Nov 19 2010, 1:29pm
yes, I do think that any reasonably talented composer could have taken over the composing for The Hobbit and done a good job. I'm not sure why you're bringing up the books, as writing novels and scoring films are as different as waffles and aeroplanes; but yes, I also think that there are many writers who could craft interesting and successful continuations of Tolkien's work (though I would not like for any individual writer to be given this privilege, but that's another discussion). A new composer would presumably be allowed to utilise the most important connective themes (The Shire, Rivendell, Gollum etc), and I expect that Shore's work would have been a major influence on the rest of the score. Taking this into consideration, I think it's likely that the new soundtrack would have sounded quite similar to that of The Lord of the Rings.
You say that the results would be 'detrimental'. But can you say that for certain? I've already made it clear that Howard Shore is my number-one choice to score The Hobbit, but as much as I enjoy some of his work, I wouldn't say he's the greatest composer alive. If anyone deserves that title, I think it is John Williams, who has composed so many iconic and memorable themes that it is difficult for me to imagine the world of cinema without him. Would I have been satisfied if he had scored The Hobbit? Certainly. Another suggestion, made by the member Gandalf'sMother, was Hans Zimmer. At first I was sceptical, thinking of Pirates of the Caribbean.
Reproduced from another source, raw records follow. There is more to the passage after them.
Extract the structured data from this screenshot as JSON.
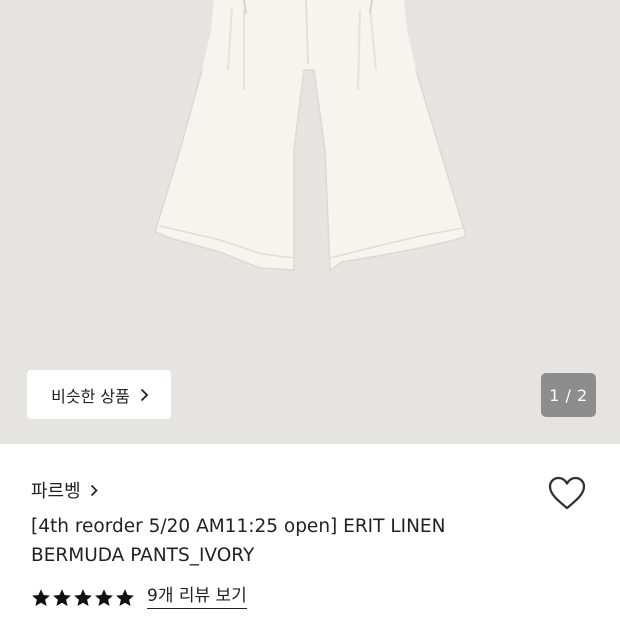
{
  "product": {
    "similar_button_label": "비슷한 상품",
    "page_indicator": "1 / 2",
    "brand": "파르벵",
    "title_line1": "[4th reorder 5/20 AM11:25 open] ERIT LINEN",
    "title_line2": "BERMUDA PANTS_IVORY",
    "rating": {
      "stars": 5,
      "max": 5
    },
    "review_link": "9개 리뷰 보기",
    "wishlist_icon": "heart-outline-icon"
  },
  "colors": {
    "photo_background": "#e6e4e1",
    "page_indicator_bg": "#8d8d8d",
    "text": "#222222",
    "star": "#111111"
  }
}
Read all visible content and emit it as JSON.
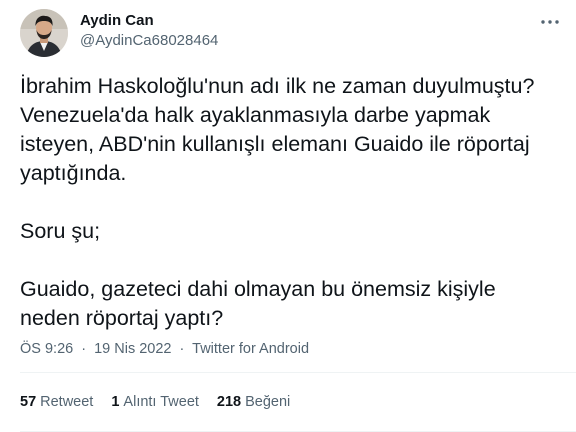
{
  "author": {
    "display_name": "Aydin Can",
    "handle": "@AydinCa68028464"
  },
  "tweet": {
    "text": "İbrahim Haskoloğlu'nun adı ilk ne zaman duyulmuştu?\nVenezuela'da halk ayaklanmasıyla darbe yapmak\nisteyen, ABD'nin kullanışlı elemanı Guaido ile röportaj\nyaptığında.\n\nSoru şu;\n\nGuaido, gazeteci dahi olmayan bu önemsiz kişiyle\nneden röportaj yaptı?"
  },
  "meta": {
    "time": "ÖS 9:26",
    "separator": "·",
    "date": "19 Nis 2022",
    "source": "Twitter for Android"
  },
  "stats": {
    "retweets": {
      "count": "57",
      "label": "Retweet"
    },
    "quotes": {
      "count": "1",
      "label": "Alıntı Tweet"
    },
    "likes": {
      "count": "218",
      "label": "Beğeni"
    }
  },
  "icons": {
    "more": "more-dots-icon"
  },
  "colors": {
    "text": "#0f1419",
    "secondary": "#536471",
    "divider": "#eff3f4"
  }
}
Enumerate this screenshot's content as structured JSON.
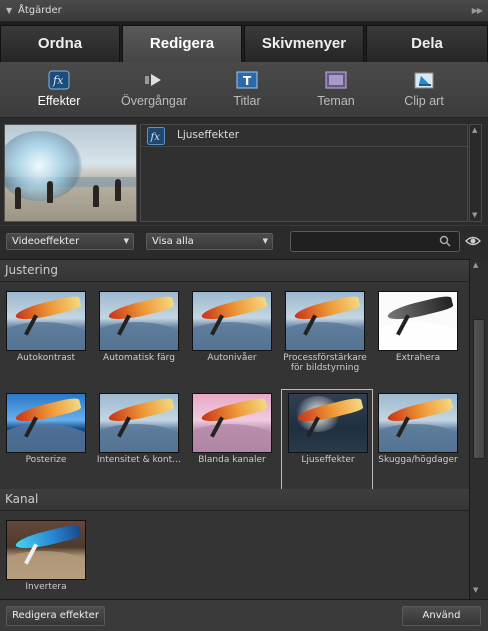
{
  "panel": {
    "title": "Åtgärder"
  },
  "tabs": [
    {
      "label": "Ordna"
    },
    {
      "label": "Redigera"
    },
    {
      "label": "Skivmenyer"
    },
    {
      "label": "Dela"
    }
  ],
  "subtabs": [
    {
      "label": "Effekter",
      "icon": "fx-icon"
    },
    {
      "label": "Övergångar",
      "icon": "transition-arrow-icon"
    },
    {
      "label": "Titlar",
      "icon": "title-t-icon"
    },
    {
      "label": "Teman",
      "icon": "theme-icon"
    },
    {
      "label": "Clip art",
      "icon": "clip-art-icon"
    }
  ],
  "applied": {
    "items": [
      {
        "label": "Ljuseffekter",
        "icon": "fx-icon"
      }
    ]
  },
  "filters": {
    "category": "Videoeffekter",
    "show": "Visa alla",
    "search_placeholder": ""
  },
  "sections": [
    {
      "title": "Justering",
      "items": [
        {
          "label": "Autokontrast"
        },
        {
          "label": "Automatisk färg"
        },
        {
          "label": "Autonivåer"
        },
        {
          "label": "Processförstärkare för bildstyrning"
        },
        {
          "label": "Extrahera"
        },
        {
          "label": "Posterize"
        },
        {
          "label": "Intensitet & kont…"
        },
        {
          "label": "Blanda kanaler"
        },
        {
          "label": "Ljuseffekter",
          "selected": true
        },
        {
          "label": "Skugga/högdager"
        }
      ]
    },
    {
      "title": "Kanal",
      "items": [
        {
          "label": "Invertera"
        }
      ]
    }
  ],
  "footer": {
    "edit_label": "Redigera effekter",
    "apply_label": "Använd"
  }
}
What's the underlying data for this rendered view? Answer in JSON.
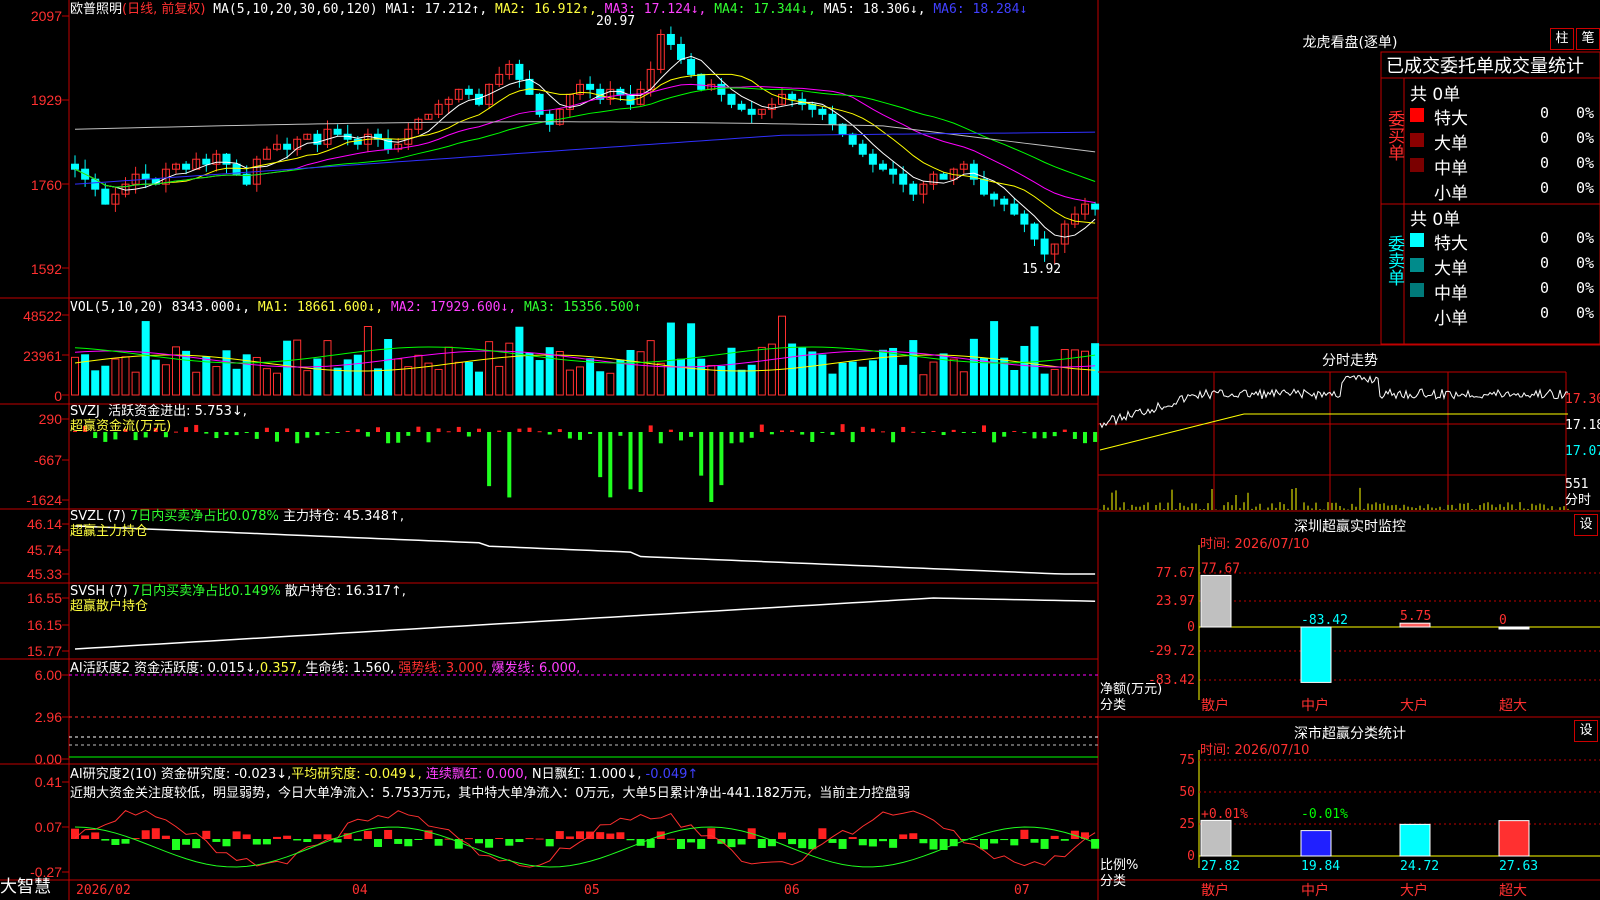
{
  "stock": {
    "name": "欧普照明",
    "mode": "(日线, 前复权)"
  },
  "ma": {
    "label": "MA(5,10,20,30,60,120)",
    "ma1": "MA1: 17.212↑,",
    "ma2": "MA2: 16.912↑,",
    "ma3": "MA3: 17.124↓,",
    "ma4": "MA4: 17.344↓,",
    "ma5": "MA5: 18.306↓,",
    "ma6": "MA6: 18.284↓"
  },
  "price_axis": [
    "2097",
    "1929",
    "1760",
    "1592"
  ],
  "price_marks": {
    "high": "20.97",
    "low": "15.92"
  },
  "vol": {
    "label": "VOL(5,10,20)",
    "value": "8343.000↓,",
    "ma1": "MA1: 18661.600↓,",
    "ma2": "MA2: 17929.600↓,",
    "ma3": "MA3: 15356.500↑",
    "axis": [
      "48522",
      "23961",
      "0"
    ]
  },
  "svzj": {
    "label": "SVZJ",
    "desc": "活跃资金进出: 5.753↓,",
    "sub": "超赢资金流(万元)",
    "axis": [
      "290",
      "-667",
      "-1624"
    ]
  },
  "svzl": {
    "label": "SVZL (7)",
    "desc": "7日内买卖净占比0.078%",
    "hold": "主力持仓: 45.348↑,",
    "sub": "超赢主力持仓",
    "axis": [
      "46.14",
      "45.74",
      "45.33"
    ]
  },
  "svsh": {
    "label": "SVSH (7)",
    "desc": "7日内买卖净占比0.149%",
    "hold": "散户持仓: 16.317↑,",
    "sub": "超赢散户持仓",
    "axis": [
      "16.55",
      "16.15",
      "15.77"
    ]
  },
  "ai1": {
    "label": "AI活跃度2",
    "a": "资金活跃度: 0.015↓,",
    "b": "0.357,",
    "c": "生命线: 1.560,",
    "d": "强势线: 3.000,",
    "e": "爆发线: 6.000,",
    "axis": [
      "6.00",
      "2.96",
      "0.00"
    ]
  },
  "ai2": {
    "label": "AI研究度2(10)",
    "a": "资金研究度: -0.023↓,",
    "b": "平均研究度: -0.049↓,",
    "c": "连续飘红: 0.000,",
    "d": "N日飘红: 1.000↓,",
    "e": "-0.049↑",
    "comment": "近期大资金关注度较低，明显弱势，今日大单净流入：5.753万元，其中特大单净流入：0万元，大单5日累计净出-441.182万元，当前主力控盘弱",
    "axis": [
      "0.41",
      "0.07",
      "-0.27"
    ]
  },
  "bottom": {
    "brand": "大智慧",
    "dates": [
      "2026/02",
      "04",
      "05",
      "06",
      "07"
    ]
  },
  "lhb": {
    "title": "龙虎看盘(逐单)",
    "btn1": "柱",
    "btn2": "笔",
    "head": "已成交委托单成交量统计",
    "buy": {
      "label": "委买单",
      "total": "共 0单",
      "rows": [
        {
          "name": "特大",
          "v": "0",
          "p": "0%"
        },
        {
          "name": "大单",
          "v": "0",
          "p": "0%"
        },
        {
          "name": "中单",
          "v": "0",
          "p": "0%"
        },
        {
          "name": "小单",
          "v": "0",
          "p": "0%"
        }
      ]
    },
    "sell": {
      "label": "委卖单",
      "total": "共 0单",
      "rows": [
        {
          "name": "特大",
          "v": "0",
          "p": "0%"
        },
        {
          "name": "大单",
          "v": "0",
          "p": "0%"
        },
        {
          "name": "中单",
          "v": "0",
          "p": "0%"
        },
        {
          "name": "小单",
          "v": "0",
          "p": "0%"
        }
      ]
    }
  },
  "fenshi": {
    "title": "分时走势",
    "axis": [
      "17.30",
      "17.18",
      "17.07"
    ],
    "vol": "551",
    "vol_unit": "分时"
  },
  "szmon": {
    "title": "深圳超赢实时监控",
    "btn": "设",
    "time": "时间: 2026/07/10",
    "axis": [
      "77.67",
      "23.97",
      "0",
      "-29.72",
      "-83.42"
    ],
    "ylabel": "净额(万元)",
    "xlabel": "分类",
    "vals": [
      "77.67",
      "-83.42",
      "5.75",
      "0"
    ],
    "cats": [
      "散户",
      "中户",
      "大户",
      "超大"
    ]
  },
  "szcls": {
    "title": "深市超赢分类统计",
    "btn": "设",
    "time": "时间: 2026/07/10",
    "axis": [
      "75",
      "50",
      "25",
      "0"
    ],
    "ylabel": "比例%",
    "xlabel": "分类",
    "top": [
      "+0.01%",
      "-0.01%"
    ],
    "vals": [
      "27.82",
      "19.84",
      "24.72",
      "27.63"
    ],
    "cats": [
      "散户",
      "中户",
      "大户",
      "超大"
    ]
  }
}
Then I heard his fantastic work on Inception, and I have to say I agree: he is a fine composer, and I would be comfortable with him taking over The Hobbit.
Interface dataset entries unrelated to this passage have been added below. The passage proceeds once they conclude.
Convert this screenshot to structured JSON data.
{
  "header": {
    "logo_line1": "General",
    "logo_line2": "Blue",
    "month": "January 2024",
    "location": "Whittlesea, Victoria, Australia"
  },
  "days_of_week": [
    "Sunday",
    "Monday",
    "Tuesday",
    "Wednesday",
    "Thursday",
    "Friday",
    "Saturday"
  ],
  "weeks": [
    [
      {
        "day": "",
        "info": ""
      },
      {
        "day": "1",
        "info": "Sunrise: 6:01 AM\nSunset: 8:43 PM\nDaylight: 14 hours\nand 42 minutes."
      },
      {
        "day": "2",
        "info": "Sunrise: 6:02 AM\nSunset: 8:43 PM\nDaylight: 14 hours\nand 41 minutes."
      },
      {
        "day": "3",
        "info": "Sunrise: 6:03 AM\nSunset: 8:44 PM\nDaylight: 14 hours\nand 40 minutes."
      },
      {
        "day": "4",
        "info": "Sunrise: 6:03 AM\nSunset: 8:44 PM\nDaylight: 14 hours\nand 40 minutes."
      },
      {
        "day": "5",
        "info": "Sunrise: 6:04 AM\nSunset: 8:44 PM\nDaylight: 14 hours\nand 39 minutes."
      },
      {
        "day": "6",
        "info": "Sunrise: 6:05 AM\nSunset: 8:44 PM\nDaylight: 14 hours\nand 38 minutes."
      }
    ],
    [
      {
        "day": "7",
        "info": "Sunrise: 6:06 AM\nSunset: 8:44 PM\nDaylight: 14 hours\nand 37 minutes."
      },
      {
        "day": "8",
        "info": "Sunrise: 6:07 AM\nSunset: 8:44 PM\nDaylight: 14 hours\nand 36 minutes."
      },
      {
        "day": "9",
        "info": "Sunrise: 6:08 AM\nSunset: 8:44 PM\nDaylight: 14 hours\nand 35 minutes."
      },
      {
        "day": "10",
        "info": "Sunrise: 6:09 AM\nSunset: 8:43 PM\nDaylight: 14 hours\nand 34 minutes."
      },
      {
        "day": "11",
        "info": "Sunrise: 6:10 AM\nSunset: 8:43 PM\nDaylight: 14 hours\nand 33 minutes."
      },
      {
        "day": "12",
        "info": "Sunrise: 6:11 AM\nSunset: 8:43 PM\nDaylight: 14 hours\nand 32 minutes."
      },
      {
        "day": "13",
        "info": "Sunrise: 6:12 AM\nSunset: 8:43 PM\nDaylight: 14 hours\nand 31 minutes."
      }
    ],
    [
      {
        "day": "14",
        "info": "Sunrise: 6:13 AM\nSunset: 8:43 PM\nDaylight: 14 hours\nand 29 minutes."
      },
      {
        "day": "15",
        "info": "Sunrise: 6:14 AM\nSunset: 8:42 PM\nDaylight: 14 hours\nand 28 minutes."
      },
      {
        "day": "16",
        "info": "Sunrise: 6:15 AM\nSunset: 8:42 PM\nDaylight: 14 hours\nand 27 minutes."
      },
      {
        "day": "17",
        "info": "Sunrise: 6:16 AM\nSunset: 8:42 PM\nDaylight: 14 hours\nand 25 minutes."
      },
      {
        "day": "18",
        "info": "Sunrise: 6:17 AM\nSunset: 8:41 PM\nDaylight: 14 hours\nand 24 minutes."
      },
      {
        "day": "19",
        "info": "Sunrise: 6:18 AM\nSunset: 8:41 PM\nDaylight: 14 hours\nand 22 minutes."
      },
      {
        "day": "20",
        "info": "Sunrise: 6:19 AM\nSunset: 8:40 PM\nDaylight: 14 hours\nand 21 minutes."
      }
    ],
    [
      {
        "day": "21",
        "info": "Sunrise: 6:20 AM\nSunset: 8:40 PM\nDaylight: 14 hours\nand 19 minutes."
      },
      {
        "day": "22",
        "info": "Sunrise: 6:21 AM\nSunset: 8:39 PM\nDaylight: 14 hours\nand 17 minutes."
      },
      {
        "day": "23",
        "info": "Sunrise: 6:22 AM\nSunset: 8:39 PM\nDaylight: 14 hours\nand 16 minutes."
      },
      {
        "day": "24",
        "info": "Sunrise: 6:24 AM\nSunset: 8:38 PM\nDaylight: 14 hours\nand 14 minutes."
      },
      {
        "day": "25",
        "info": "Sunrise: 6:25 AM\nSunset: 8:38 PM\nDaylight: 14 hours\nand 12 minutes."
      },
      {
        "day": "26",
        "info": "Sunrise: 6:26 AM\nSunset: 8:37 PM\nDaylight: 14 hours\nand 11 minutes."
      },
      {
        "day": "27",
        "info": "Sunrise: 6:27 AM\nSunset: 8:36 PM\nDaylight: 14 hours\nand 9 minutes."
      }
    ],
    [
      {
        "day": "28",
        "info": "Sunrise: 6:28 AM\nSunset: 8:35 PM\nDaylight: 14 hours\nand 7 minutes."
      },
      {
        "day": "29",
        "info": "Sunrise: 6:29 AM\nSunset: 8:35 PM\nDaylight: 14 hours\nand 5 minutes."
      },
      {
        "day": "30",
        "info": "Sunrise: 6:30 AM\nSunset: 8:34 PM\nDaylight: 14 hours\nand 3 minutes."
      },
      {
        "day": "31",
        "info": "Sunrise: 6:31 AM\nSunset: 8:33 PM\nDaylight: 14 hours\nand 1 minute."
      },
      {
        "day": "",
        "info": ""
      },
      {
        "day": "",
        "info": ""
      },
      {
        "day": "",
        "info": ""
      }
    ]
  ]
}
I used the example of Harry Potter because it was the first example of a skilled composer being replaced on a major series to an acceptable standard that came to my mind. At first I wrote that Williams's successors had done 'pretty well', but I immediately corrected myself to 'not too badly'. I personally thought that Patrick Doyle's score for the fourth film was great, and I found the later films' soundtracks to be acceptable, too (though I haven't seen the seventh yet). I'd consider one good soundtrack and two all-right ones to be 'not too bad'. But you're right, Harry Potter isn't a very good illustrative example of a composer being replaced well. But I don't think we can judge how Zimmer or Williams would have replaced Shore by examining how Doyle, Hooper and Desplat replaced Williams. I wouldn't consider Hooper to be a 'reasonably talented composer', but perhaps he's just not to my taste.
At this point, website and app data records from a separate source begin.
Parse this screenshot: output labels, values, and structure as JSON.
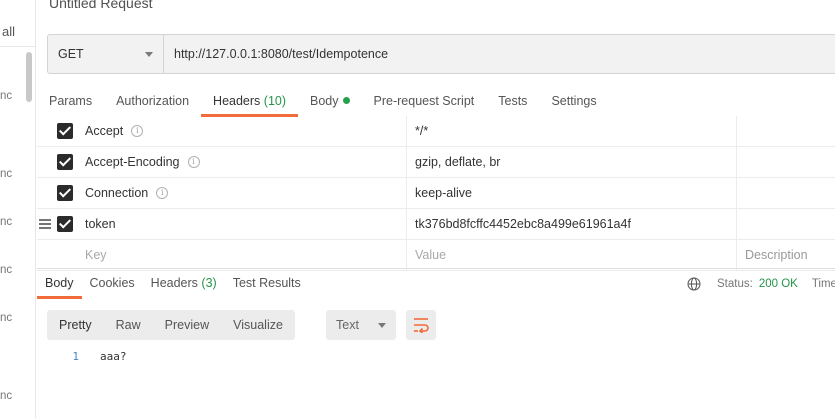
{
  "sidebar": {
    "all_label": "all",
    "fragments": [
      "nc",
      "nc",
      "nc",
      "nc",
      "nc",
      "nc"
    ]
  },
  "request": {
    "title": "Untitled Request",
    "method": "GET",
    "url": "http://127.0.0.1:8080/test/Idempotence"
  },
  "request_tabs": [
    {
      "label": "Params"
    },
    {
      "label": "Authorization"
    },
    {
      "label": "Headers",
      "count": "(10)",
      "active": true
    },
    {
      "label": "Body",
      "indicator": "green-dot"
    },
    {
      "label": "Pre-request Script"
    },
    {
      "label": "Tests"
    },
    {
      "label": "Settings"
    }
  ],
  "headers": [
    {
      "key": "Accept",
      "value": "*/*",
      "checked": true,
      "info_icon": true
    },
    {
      "key": "Accept-Encoding",
      "value": "gzip, deflate, br",
      "checked": true,
      "info_icon": true
    },
    {
      "key": "Connection",
      "value": "keep-alive",
      "checked": true,
      "info_icon": true
    },
    {
      "key": "token",
      "value": "tk376bd8fcffc4452ebc8a499e61961a4f",
      "checked": true,
      "info_icon": false
    }
  ],
  "headers_new_row": {
    "key_placeholder": "Key",
    "value_placeholder": "Value",
    "description_placeholder": "Description"
  },
  "response_tabs": [
    {
      "label": "Body",
      "active": true
    },
    {
      "label": "Cookies"
    },
    {
      "label": "Headers",
      "count": "(3)"
    },
    {
      "label": "Test Results"
    }
  ],
  "response_status": {
    "status_label": "Status:",
    "status_value": "200 OK",
    "time_label": "Time"
  },
  "view_modes": [
    "Pretty",
    "Raw",
    "Preview",
    "Visualize"
  ],
  "format": "Text",
  "body_lines": [
    {
      "line": "1",
      "text": "aaa?"
    }
  ],
  "colors": {
    "accent_orange": "#f26b3a",
    "status_green": "#24954a"
  }
}
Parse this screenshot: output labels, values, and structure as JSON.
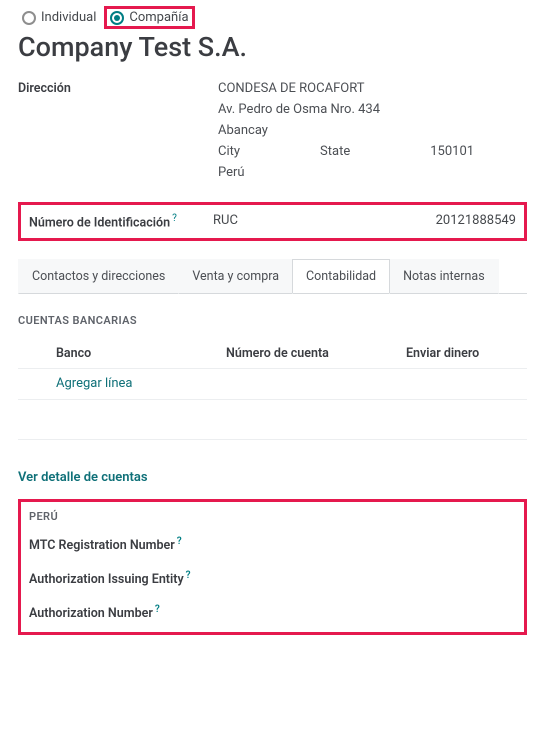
{
  "entity_type": {
    "individual_label": "Individual",
    "company_label": "Compañía"
  },
  "company_name": "Company Test S.A.",
  "address": {
    "section_label": "Dirección",
    "name": "CONDESA DE ROCAFORT",
    "street": "Av. Pedro de Osma Nro. 434",
    "city2": "Abancay",
    "city": "City",
    "state": "State",
    "zip": "150101",
    "country": "Perú"
  },
  "identification": {
    "label": "Número de Identificación",
    "type": "RUC",
    "value": "20121888549"
  },
  "tabs": {
    "contacts": "Contactos y direcciones",
    "sales": "Venta y compra",
    "accounting": "Contabilidad",
    "notes": "Notas internas"
  },
  "bank": {
    "caption": "CUENTAS BANCARIAS",
    "col_bank": "Banco",
    "col_account": "Número de cuenta",
    "col_send": "Enviar dinero",
    "add_line": "Agregar línea",
    "detail_link": "Ver detalle de cuentas"
  },
  "peru": {
    "caption": "PERÚ",
    "mtc_label": "MTC Registration Number",
    "auth_entity_label": "Authorization Issuing Entity",
    "auth_number_label": "Authorization Number"
  },
  "help_char": "?"
}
As I have said, I do not 'want' Howard Shore to be replaced. I am simply saying that the films would survive the loss of their composer, as they have survived the loss of their director, and as they would survive the loss of Ian McKellen, if worst came to worst. Just because I'd be willing to let go of them and move on doesn't mean I'd be delighted to do so. If a genuinely good composer replaced Howard Shore – and integrated his thematic work skilfully – I would still see the films, love them and most likely enjoy the soundtrack. But this is a silly hypothetical discussion – we know Shore will be returning, and there's no one I'd rather have.